* **Brief**: Copy every line of the entries that has the string "count" in it.

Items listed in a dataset
====

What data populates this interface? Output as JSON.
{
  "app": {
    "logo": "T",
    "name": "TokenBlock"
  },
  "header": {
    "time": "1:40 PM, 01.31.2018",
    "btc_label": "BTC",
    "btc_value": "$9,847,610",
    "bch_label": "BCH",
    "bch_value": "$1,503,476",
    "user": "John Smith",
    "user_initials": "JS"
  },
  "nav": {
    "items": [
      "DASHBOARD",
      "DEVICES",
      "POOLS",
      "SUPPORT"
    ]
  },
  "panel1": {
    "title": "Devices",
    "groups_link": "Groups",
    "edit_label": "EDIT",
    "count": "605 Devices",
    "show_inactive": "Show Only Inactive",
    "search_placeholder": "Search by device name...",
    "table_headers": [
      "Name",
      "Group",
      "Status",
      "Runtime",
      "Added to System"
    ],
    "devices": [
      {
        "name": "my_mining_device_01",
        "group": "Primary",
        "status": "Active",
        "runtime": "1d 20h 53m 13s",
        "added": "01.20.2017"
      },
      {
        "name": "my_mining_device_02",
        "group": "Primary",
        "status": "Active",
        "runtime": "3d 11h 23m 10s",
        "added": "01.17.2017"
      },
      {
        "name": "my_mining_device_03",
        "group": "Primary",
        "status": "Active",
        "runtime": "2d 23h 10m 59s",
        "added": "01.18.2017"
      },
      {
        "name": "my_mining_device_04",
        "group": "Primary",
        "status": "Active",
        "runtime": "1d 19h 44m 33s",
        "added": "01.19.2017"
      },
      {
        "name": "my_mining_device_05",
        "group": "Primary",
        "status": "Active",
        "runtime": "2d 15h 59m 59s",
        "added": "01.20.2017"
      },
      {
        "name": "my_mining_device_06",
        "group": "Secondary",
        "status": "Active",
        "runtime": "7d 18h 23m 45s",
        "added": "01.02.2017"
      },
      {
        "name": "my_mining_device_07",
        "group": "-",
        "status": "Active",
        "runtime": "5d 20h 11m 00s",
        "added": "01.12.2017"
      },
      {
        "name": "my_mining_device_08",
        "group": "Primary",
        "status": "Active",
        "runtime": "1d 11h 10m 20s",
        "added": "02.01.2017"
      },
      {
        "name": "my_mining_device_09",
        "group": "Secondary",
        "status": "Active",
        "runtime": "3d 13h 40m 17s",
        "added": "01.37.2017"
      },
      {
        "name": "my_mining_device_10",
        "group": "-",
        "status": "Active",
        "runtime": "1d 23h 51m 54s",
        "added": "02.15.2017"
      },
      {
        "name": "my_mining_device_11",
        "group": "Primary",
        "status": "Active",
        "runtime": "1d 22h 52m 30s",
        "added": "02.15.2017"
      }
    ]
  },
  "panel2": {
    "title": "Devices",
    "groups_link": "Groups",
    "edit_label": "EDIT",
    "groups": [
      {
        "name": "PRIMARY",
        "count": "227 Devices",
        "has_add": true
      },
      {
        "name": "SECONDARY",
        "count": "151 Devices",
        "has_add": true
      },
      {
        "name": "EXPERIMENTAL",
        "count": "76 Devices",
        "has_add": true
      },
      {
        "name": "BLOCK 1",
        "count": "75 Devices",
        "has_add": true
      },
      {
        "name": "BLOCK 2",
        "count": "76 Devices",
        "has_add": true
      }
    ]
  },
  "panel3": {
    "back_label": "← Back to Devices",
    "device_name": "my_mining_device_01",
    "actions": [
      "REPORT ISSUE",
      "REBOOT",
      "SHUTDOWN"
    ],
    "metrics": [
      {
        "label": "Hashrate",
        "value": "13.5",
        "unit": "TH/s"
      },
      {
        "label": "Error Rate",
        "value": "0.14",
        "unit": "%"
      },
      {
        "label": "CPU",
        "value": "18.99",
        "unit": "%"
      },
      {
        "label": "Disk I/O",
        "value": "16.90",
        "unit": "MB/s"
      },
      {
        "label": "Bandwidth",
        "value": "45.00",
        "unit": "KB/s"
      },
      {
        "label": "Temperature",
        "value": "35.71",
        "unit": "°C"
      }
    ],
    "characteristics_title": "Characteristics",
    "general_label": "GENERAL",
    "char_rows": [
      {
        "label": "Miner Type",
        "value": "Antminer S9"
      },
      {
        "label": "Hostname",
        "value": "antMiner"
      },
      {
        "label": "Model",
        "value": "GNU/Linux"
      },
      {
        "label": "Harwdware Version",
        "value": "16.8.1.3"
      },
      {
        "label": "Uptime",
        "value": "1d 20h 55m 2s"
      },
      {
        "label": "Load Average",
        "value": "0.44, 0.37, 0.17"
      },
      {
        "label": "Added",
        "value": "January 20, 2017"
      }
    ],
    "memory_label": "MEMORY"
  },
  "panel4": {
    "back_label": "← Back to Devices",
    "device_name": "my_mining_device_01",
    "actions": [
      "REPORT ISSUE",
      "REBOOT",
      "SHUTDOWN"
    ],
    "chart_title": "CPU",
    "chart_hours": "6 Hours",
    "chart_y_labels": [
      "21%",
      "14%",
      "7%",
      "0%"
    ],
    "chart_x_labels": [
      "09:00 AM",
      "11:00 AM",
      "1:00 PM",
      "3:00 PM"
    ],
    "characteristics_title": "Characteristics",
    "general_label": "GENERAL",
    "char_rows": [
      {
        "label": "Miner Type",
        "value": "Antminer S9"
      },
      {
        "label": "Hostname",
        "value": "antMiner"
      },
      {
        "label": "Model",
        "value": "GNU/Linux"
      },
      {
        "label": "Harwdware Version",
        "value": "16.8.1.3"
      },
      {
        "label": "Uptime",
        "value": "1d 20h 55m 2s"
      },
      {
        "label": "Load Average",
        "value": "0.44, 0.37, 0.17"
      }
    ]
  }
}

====

* **Solution to the problem**:
    "count": "605 Devices",
        "count": "227 Devices",
        "count": "151 Devices",
        "count": "76 Devices",
        "count": "75 Devices",
        "count": "76 Devices",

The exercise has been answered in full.